━━ Source data ━━

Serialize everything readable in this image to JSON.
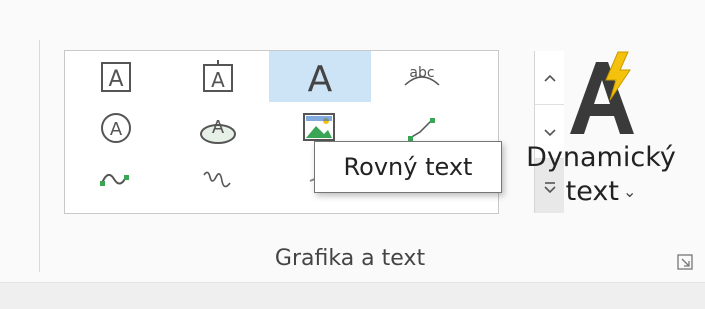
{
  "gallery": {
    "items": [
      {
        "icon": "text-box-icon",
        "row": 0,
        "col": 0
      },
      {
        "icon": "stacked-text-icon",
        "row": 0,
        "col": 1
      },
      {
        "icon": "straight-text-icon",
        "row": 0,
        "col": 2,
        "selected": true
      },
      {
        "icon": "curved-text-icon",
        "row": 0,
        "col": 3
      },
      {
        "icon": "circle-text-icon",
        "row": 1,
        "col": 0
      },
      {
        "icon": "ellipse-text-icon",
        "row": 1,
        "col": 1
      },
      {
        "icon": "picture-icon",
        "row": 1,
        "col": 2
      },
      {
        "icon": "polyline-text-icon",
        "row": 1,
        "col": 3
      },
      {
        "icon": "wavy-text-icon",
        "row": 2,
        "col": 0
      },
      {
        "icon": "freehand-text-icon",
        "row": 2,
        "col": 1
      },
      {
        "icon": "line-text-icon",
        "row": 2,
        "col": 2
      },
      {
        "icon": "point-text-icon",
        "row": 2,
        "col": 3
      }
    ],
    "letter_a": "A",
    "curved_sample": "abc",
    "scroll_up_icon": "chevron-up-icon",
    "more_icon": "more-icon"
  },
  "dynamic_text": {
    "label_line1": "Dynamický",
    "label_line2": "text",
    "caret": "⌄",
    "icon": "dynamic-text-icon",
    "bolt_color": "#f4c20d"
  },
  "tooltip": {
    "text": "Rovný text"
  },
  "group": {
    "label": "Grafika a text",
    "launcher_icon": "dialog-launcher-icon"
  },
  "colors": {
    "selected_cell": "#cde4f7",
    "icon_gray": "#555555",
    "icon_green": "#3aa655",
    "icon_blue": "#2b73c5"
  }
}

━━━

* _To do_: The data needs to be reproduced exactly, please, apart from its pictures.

* _Response area_:
Serialize everything readable in this image to JSON.
{
  "gallery": {
    "items": [
      {
        "icon": "text-box-icon",
        "row": 0,
        "col": 0
      },
      {
        "icon": "stacked-text-icon",
        "row": 0,
        "col": 1
      },
      {
        "icon": "straight-text-icon",
        "row": 0,
        "col": 2,
        "selected": true
      },
      {
        "icon": "curved-text-icon",
        "row": 0,
        "col": 3
      },
      {
        "icon": "circle-text-icon",
        "row": 1,
        "col": 0
      },
      {
        "icon": "ellipse-text-icon",
        "row": 1,
        "col": 1
      },
      {
        "icon": "picture-icon",
        "row": 1,
        "col": 2
      },
      {
        "icon": "polyline-text-icon",
        "row": 1,
        "col": 3
      },
      {
        "icon": "wavy-text-icon",
        "row": 2,
        "col": 0
      },
      {
        "icon": "freehand-text-icon",
        "row": 2,
        "col": 1
      },
      {
        "icon": "line-text-icon",
        "row": 2,
        "col": 2
      },
      {
        "icon": "point-text-icon",
        "row": 2,
        "col": 3
      }
    ],
    "letter_a": "A",
    "curved_sample": "abc",
    "scroll_up_icon": "chevron-up-icon",
    "more_icon": "more-icon"
  },
  "dynamic_text": {
    "label_line1": "Dynamický",
    "label_line2": "text",
    "caret": "⌄",
    "icon": "dynamic-text-icon",
    "bolt_color": "#f4c20d"
  },
  "tooltip": {
    "text": "Rovný text"
  },
  "group": {
    "label": "Grafika a text",
    "launcher_icon": "dialog-launcher-icon"
  },
  "colors": {
    "selected_cell": "#cde4f7",
    "icon_gray": "#555555",
    "icon_green": "#3aa655",
    "icon_blue": "#2b73c5"
  }
}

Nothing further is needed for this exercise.